He was beautiful and that bitch Kammani Gula had killed him.
She even seems to be picturing him as a replacement for her ill-suited boyfriend:
Not the kind of guy who’d give a woman a taser
He’s a carving on a wall! A mythological figure! But for some reason she’s incredibly hot and bothered about him.
Finally, Abby’s section. We learn that Daisy is blond and “tiny” and lives on “the third floor” (presumably of Abby’s new home, not of the temple?), making Abby her new landlady. Kammani declares that Daisy, Abby, and “Sharrat” will be friends. She also gives them some tonic to take home, after they decide hey, friendship sounds okay, and maybe movie night? The class breaks up, and each girl goes home alone….
And then things get weird.
Abby looked down at Bowser. “Let’s blow this Popsicle stand.
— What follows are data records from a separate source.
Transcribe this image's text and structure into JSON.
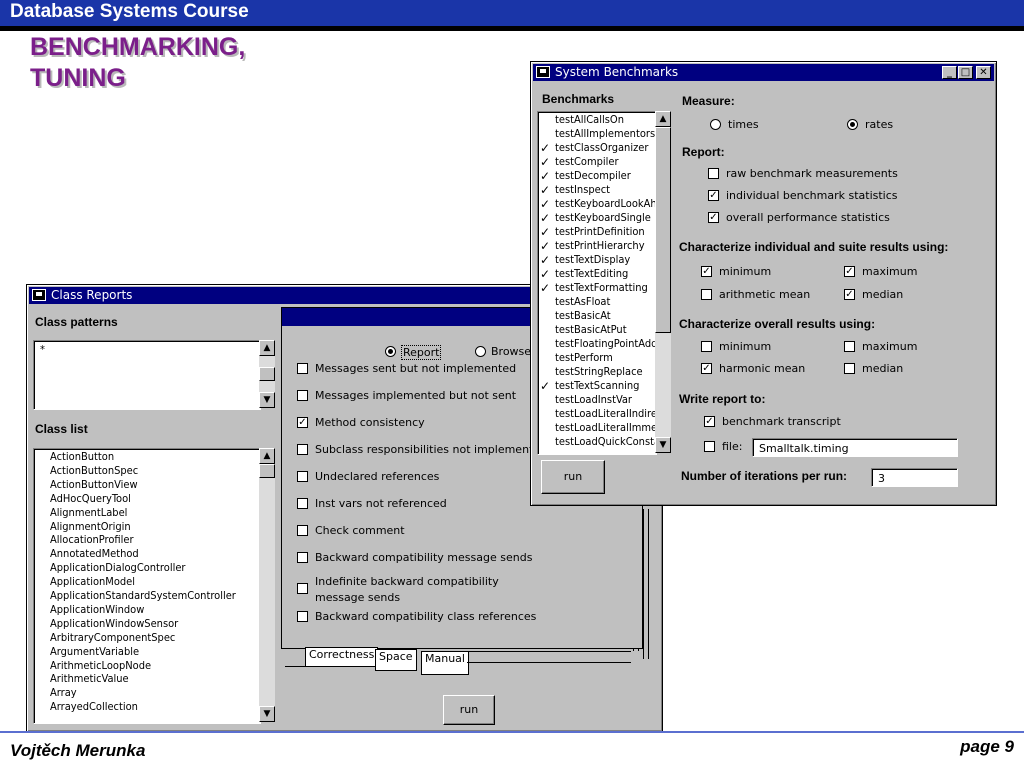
{
  "slide": {
    "course": "Database Systems Course",
    "title_line1": "BENCHMARKING,",
    "title_line2": "TUNING",
    "author": "Vojtěch Merunka",
    "page": "page 9"
  },
  "colors": {
    "header": "#1a35a8",
    "title": "#7b1f8a",
    "window_title": "#000080",
    "window_bg": "#c0c0c0"
  },
  "class_reports": {
    "title": "Class Reports",
    "class_patterns_label": "Class patterns",
    "pattern_value": "*",
    "class_list_label": "Class list",
    "classes": [
      "ActionButton",
      "ActionButtonSpec",
      "ActionButtonView",
      "AdHocQueryTool",
      "AlignmentLabel",
      "AlignmentOrigin",
      "AllocationProfiler",
      "AnnotatedMethod",
      "ApplicationDialogController",
      "ApplicationModel",
      "ApplicationStandardSystemController",
      "ApplicationWindow",
      "ApplicationWindowSensor",
      "ArbitraryComponentSpec",
      "ArgumentVariable",
      "ArithmeticLoopNode",
      "ArithmeticValue",
      "Array",
      "ArrayedCollection"
    ],
    "mode_report": "Report",
    "mode_browse": "Browse",
    "checks": [
      {
        "label": "Messages sent but not implemented",
        "checked": false
      },
      {
        "label": "Messages implemented but not sent",
        "checked": false
      },
      {
        "label": "Method consistency",
        "checked": true
      },
      {
        "label": "Subclass responsibilities not implemented",
        "checked": false
      },
      {
        "label": "Undeclared references",
        "checked": false
      },
      {
        "label": "Inst vars not referenced",
        "checked": false
      },
      {
        "label": "Check comment",
        "checked": false
      },
      {
        "label": "Backward compatibility message sends",
        "checked": false
      },
      {
        "label": "Indefinite backward compatibility",
        "label2": "message sends",
        "checked": false
      },
      {
        "label": "Backward compatibility class references",
        "checked": false
      }
    ],
    "tabs": [
      "Correctness",
      "Space",
      "Manual"
    ],
    "run_label": "run"
  },
  "system_benchmarks": {
    "title": "System Benchmarks",
    "benchmarks_label": "Benchmarks",
    "benchmarks": [
      {
        "name": "testAllCallsOn",
        "checked": false
      },
      {
        "name": "testAllImplementors",
        "checked": false
      },
      {
        "name": "testClassOrganizer",
        "checked": true
      },
      {
        "name": "testCompiler",
        "checked": true
      },
      {
        "name": "testDecompiler",
        "checked": true
      },
      {
        "name": "testInspect",
        "checked": true
      },
      {
        "name": "testKeyboardLookAhead",
        "checked": true
      },
      {
        "name": "testKeyboardSingle",
        "checked": true
      },
      {
        "name": "testPrintDefinition",
        "checked": true
      },
      {
        "name": "testPrintHierarchy",
        "checked": true
      },
      {
        "name": "testTextDisplay",
        "checked": true
      },
      {
        "name": "testTextEditing",
        "checked": true
      },
      {
        "name": "testTextFormatting",
        "checked": true
      },
      {
        "name": "testAsFloat",
        "checked": false
      },
      {
        "name": "testBasicAt",
        "checked": false
      },
      {
        "name": "testBasicAtPut",
        "checked": false
      },
      {
        "name": "testFloatingPointAdd",
        "checked": false
      },
      {
        "name": "testPerform",
        "checked": false
      },
      {
        "name": "testStringReplace",
        "checked": false
      },
      {
        "name": "testTextScanning",
        "checked": true
      },
      {
        "name": "testLoadInstVar",
        "checked": false
      },
      {
        "name": "testLoadLiteralIndirect",
        "checked": false
      },
      {
        "name": "testLoadLiteralImmediate",
        "checked": false
      },
      {
        "name": "testLoadQuickConstant",
        "checked": false
      }
    ],
    "measure_label": "Measure:",
    "measure_times": "times",
    "measure_rates": "rates",
    "report_label": "Report:",
    "report_raw": "raw benchmark measurements",
    "report_individual": "individual benchmark statistics",
    "report_overall": "overall performance statistics",
    "characterize_individual_label": "Characterize individual and suite results using:",
    "ind_minimum": "minimum",
    "ind_maximum": "maximum",
    "ind_arith": "arithmetic mean",
    "ind_median": "median",
    "characterize_overall_label": "Characterize overall results using:",
    "ov_minimum": "minimum",
    "ov_maximum": "maximum",
    "ov_harmonic": "harmonic mean",
    "ov_median": "median",
    "write_label": "Write report to:",
    "write_transcript": "benchmark transcript",
    "write_file": "file:",
    "file_value": "Smalltalk.timing",
    "iterations_label": "Number of iterations per run:",
    "iterations_value": "3",
    "run_label": "run"
  }
}
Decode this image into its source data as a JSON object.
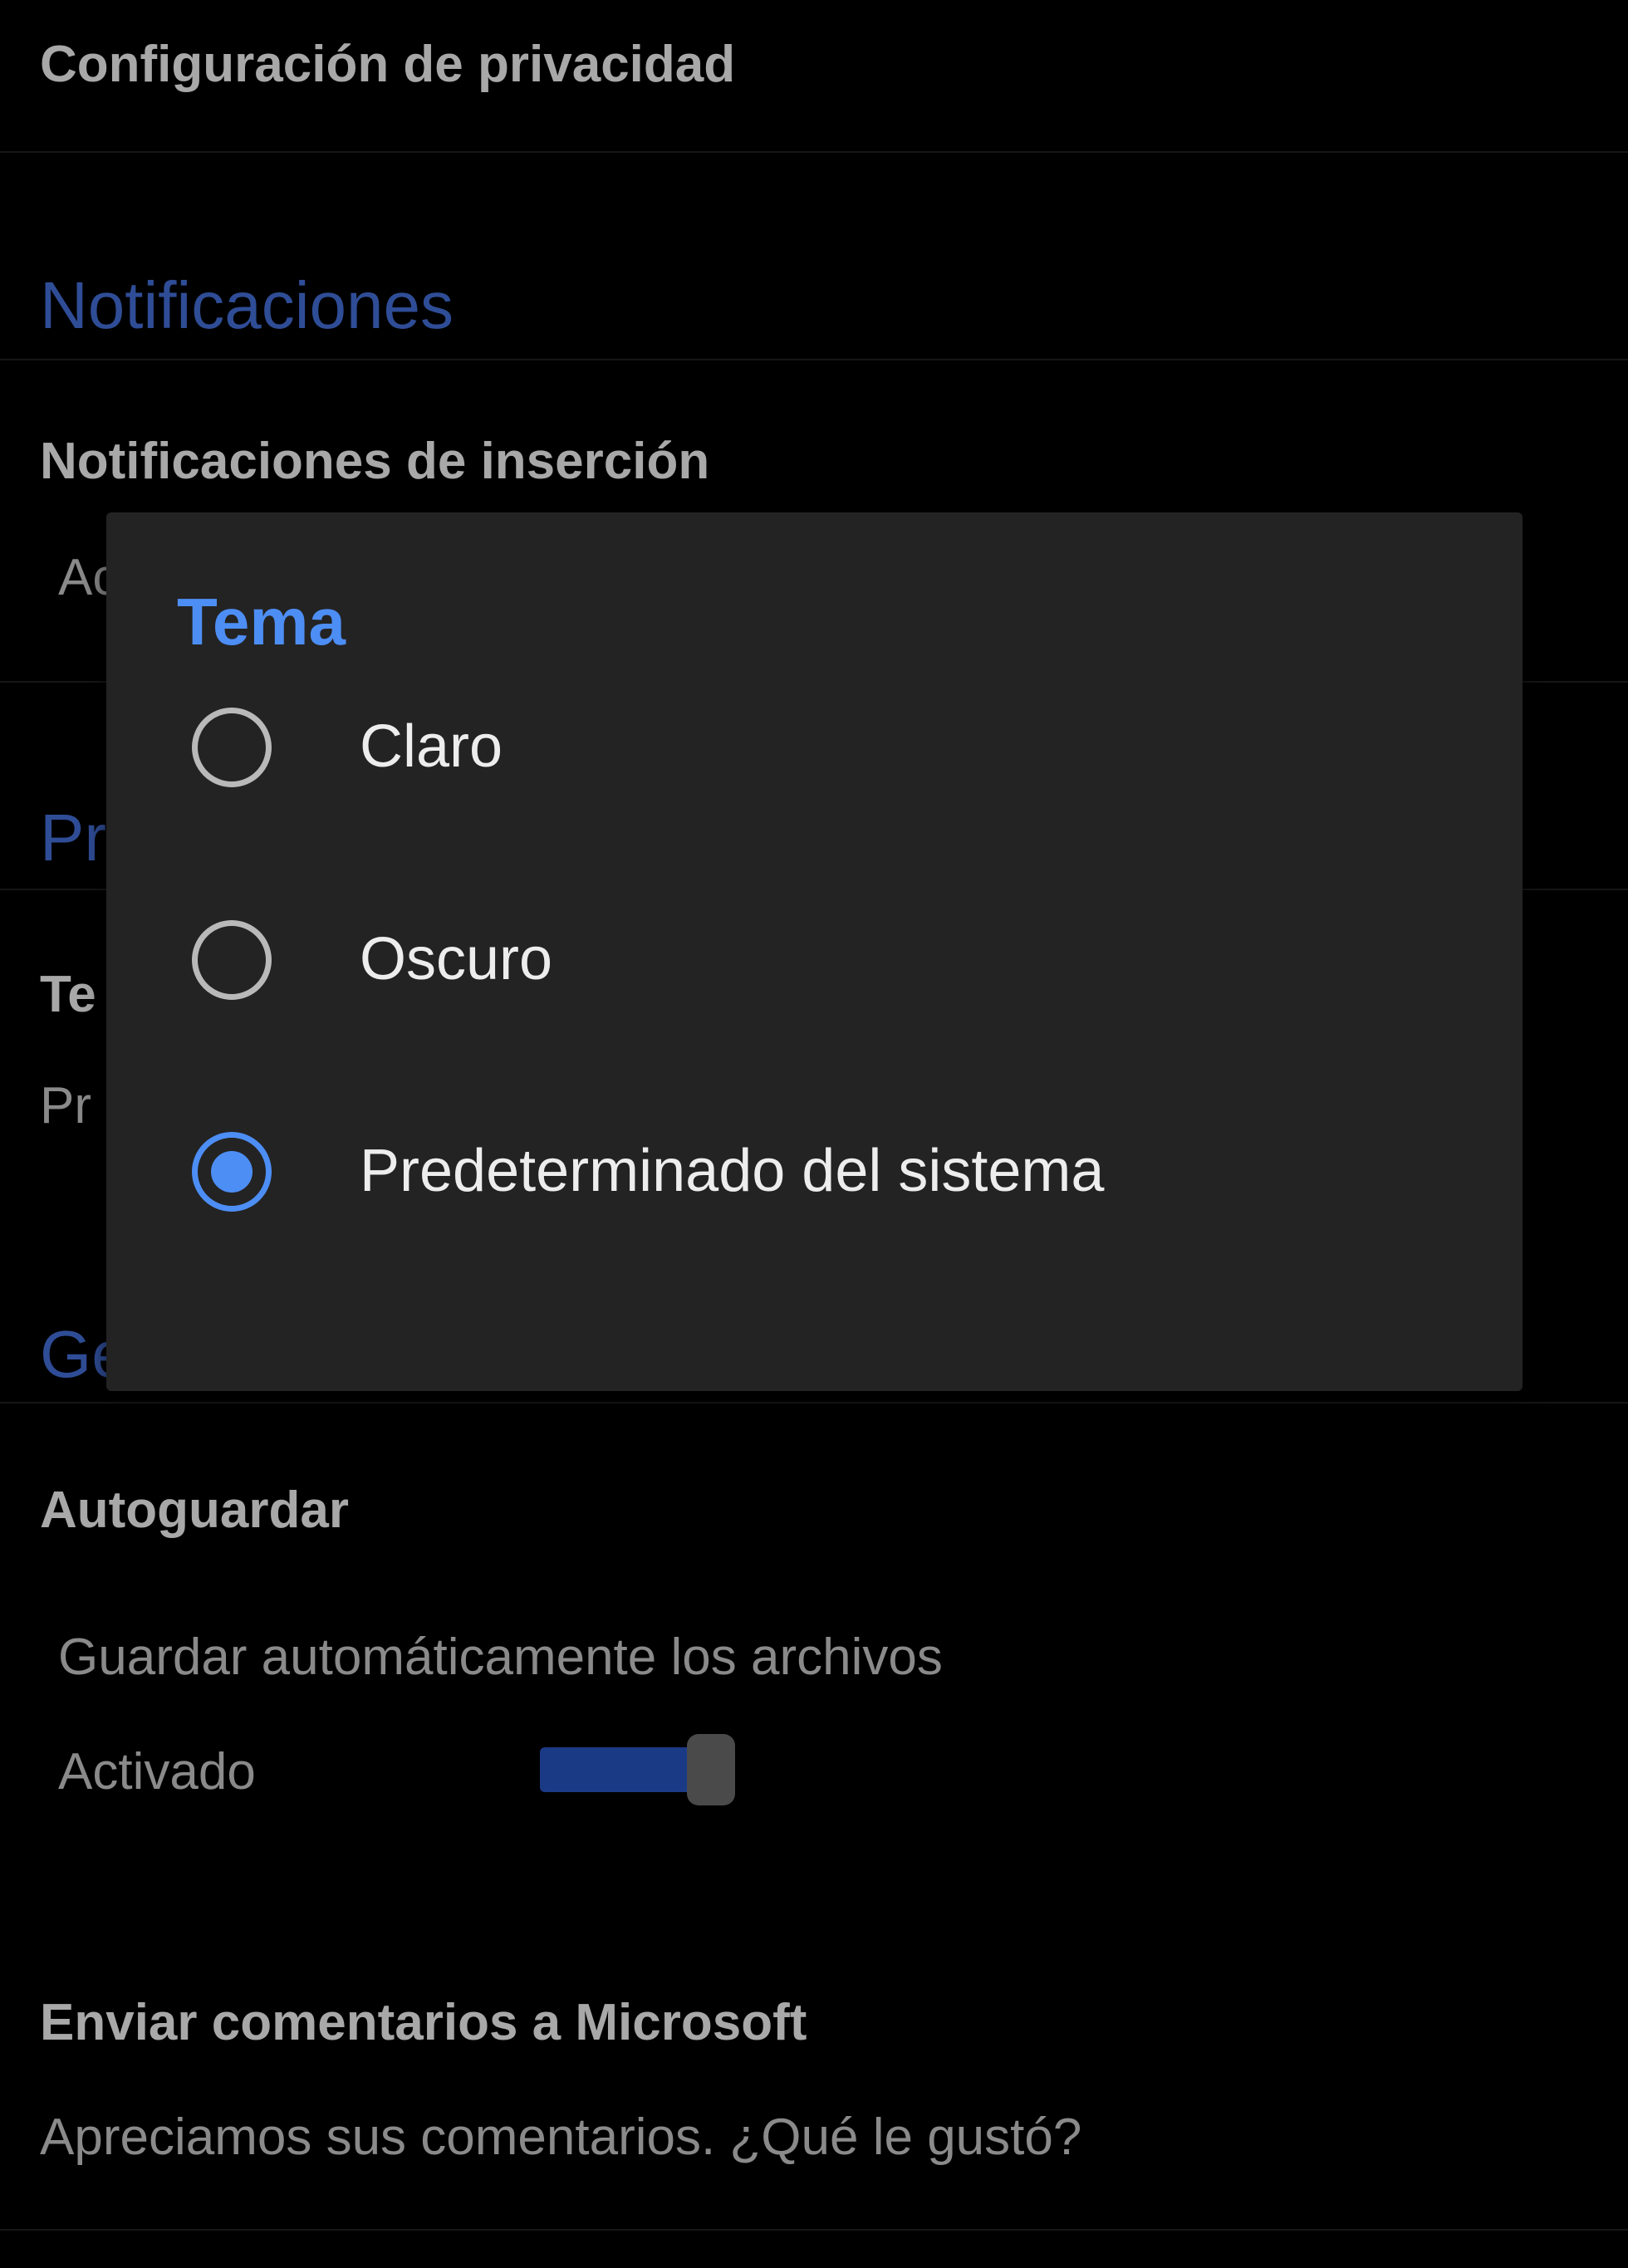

We got cookies to make.”
“Cookies,” Bowser barked, and Abby jumped, startled.
Wait, what? I thought this was just a lighthearted romcom?
“This is a very weird place, Bowse,” she said absently, rubbing his massive head.
He looked up at her out of his dark, wise eyes. “You’re telling me,” he growled.
And Abby let out a scream
Apparently there’s talking dogs! And they talk in sans-serif font! WTF.
Daisy’s second section of the chapter opens with, what else, Bailey dragging her down the street. She snaps her heel, and decides to drink some more of that delicious tonic before she heads home.
“These classes better work, or I’m going to throw myself in the river.”
“River!” Bailey barked.
[…]”Did you just. . .? No, you didn’t.” She tried to relax her shoulder muscles. “Because that’s impossible.”
Daisy concludes that she’s drunk. Thankfully, Noah comes to her rescue regarding the shoes, since he knows a way to get back to her place through the park so she doesn’t have to walk barefoot on pavement. Daisy definitely seems smitten with him, laughing at things she admits are not funny. And then, the Obligatory Mental Illness Shaming: Mina is Noah’s cousin.
“She’s just. . . no offense, but she seems–”
“Insane?” Noah nodded. “She is. My father got out of the family with his sanity mostly intact, although he’s doing this comb-over thing that has be concerned.” He nudged her with his elbow. “I just threw my family’s crazy closet wide open for you. I usually don’t let women meet Mina until never.”
Twitch. What’s up with that, anyway? Is this a staple of the genre?
Anyway, Noah plays music. That’ll be important later. He also gives Daisy a piggyback, which is less important but a lot more fun. End chapter!